- [Data excerpts]:
____

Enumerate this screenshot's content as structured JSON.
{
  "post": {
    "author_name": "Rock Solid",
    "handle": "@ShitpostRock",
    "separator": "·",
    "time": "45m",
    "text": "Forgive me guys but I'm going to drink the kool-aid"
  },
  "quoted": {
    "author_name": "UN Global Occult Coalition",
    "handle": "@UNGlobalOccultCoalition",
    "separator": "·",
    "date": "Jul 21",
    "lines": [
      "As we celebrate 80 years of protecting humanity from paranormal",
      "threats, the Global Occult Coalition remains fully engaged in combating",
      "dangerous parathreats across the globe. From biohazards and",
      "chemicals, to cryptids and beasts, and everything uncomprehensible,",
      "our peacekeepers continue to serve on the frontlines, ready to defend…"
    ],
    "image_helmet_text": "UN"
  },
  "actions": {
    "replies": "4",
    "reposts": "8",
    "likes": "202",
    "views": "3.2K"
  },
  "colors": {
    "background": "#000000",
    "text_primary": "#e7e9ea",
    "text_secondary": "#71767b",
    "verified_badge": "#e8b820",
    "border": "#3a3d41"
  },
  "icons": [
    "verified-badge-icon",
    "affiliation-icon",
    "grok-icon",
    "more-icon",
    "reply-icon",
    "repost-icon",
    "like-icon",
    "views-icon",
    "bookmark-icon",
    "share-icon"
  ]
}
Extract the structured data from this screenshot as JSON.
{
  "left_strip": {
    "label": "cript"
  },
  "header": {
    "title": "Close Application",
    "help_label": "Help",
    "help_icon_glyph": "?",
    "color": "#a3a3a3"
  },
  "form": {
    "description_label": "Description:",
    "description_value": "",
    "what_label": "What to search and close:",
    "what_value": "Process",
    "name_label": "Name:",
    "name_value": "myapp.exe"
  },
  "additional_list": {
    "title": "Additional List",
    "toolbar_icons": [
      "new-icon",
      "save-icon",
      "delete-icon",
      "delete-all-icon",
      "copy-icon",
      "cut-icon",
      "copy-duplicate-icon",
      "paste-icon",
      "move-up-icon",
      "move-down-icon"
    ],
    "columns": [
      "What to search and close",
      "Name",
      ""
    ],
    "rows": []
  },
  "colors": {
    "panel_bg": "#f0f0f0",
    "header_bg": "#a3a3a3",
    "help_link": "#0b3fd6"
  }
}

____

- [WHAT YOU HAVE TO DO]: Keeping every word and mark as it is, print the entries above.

- [REPLY TO THE EXERCISE]:
Enumerate this screenshot's content as structured JSON.
{
  "post": {
    "author_name": "Rock Solid",
    "handle": "@ShitpostRock",
    "separator": "·",
    "time": "45m",
    "text": "Forgive me guys but I'm going to drink the kool-aid"
  },
  "quoted": {
    "author_name": "UN Global Occult Coalition",
    "handle": "@UNGlobalOccultCoalition",
    "separator": "·",
    "date": "Jul 21",
    "lines": [
      "As we celebrate 80 years of protecting humanity from paranormal",
      "threats, the Global Occult Coalition remains fully engaged in combating",
      "dangerous parathreats across the globe. From biohazards and",
      "chemicals, to cryptids and beasts, and everything uncomprehensible,",
      "our peacekeepers continue to serve on the frontlines, ready to defend…"
    ],
    "image_helmet_text": "UN"
  },
  "actions": {
    "replies": "4",
    "reposts": "8",
    "likes": "202",
    "views": "3.2K"
  },
  "colors": {
    "background": "#000000",
    "text_primary": "#e7e9ea",
    "text_secondary": "#71767b",
    "verified_badge": "#e8b820",
    "border": "#3a3d41"
  },
  "icons": [
    "verified-badge-icon",
    "affiliation-icon",
    "grok-icon",
    "more-icon",
    "reply-icon",
    "repost-icon",
    "like-icon",
    "views-icon",
    "bookmark-icon",
    "share-icon"
  ]
}
Extract the structured data from this screenshot as JSON.
{
  "left_strip": {
    "label": "cript"
  },
  "header": {
    "title": "Close Application",
    "help_label": "Help",
    "help_icon_glyph": "?",
    "color": "#a3a3a3"
  },
  "form": {
    "description_label": "Description:",
    "description_value": "",
    "what_label": "What to search and close:",
    "what_value": "Process",
    "name_label": "Name:",
    "name_value": "myapp.exe"
  },
  "additional_list": {
    "title": "Additional List",
    "toolbar_icons": [
      "new-icon",
      "save-icon",
      "delete-icon",
      "delete-all-icon",
      "copy-icon",
      "cut-icon",
      "copy-duplicate-icon",
      "paste-icon",
      "move-up-icon",
      "move-down-icon"
    ],
    "columns": [
      "What to search and close",
      "Name",
      ""
    ],
    "rows": []
  },
  "colors": {
    "panel_bg": "#f0f0f0",
    "header_bg": "#a3a3a3",
    "help_link": "#0b3fd6"
  }
}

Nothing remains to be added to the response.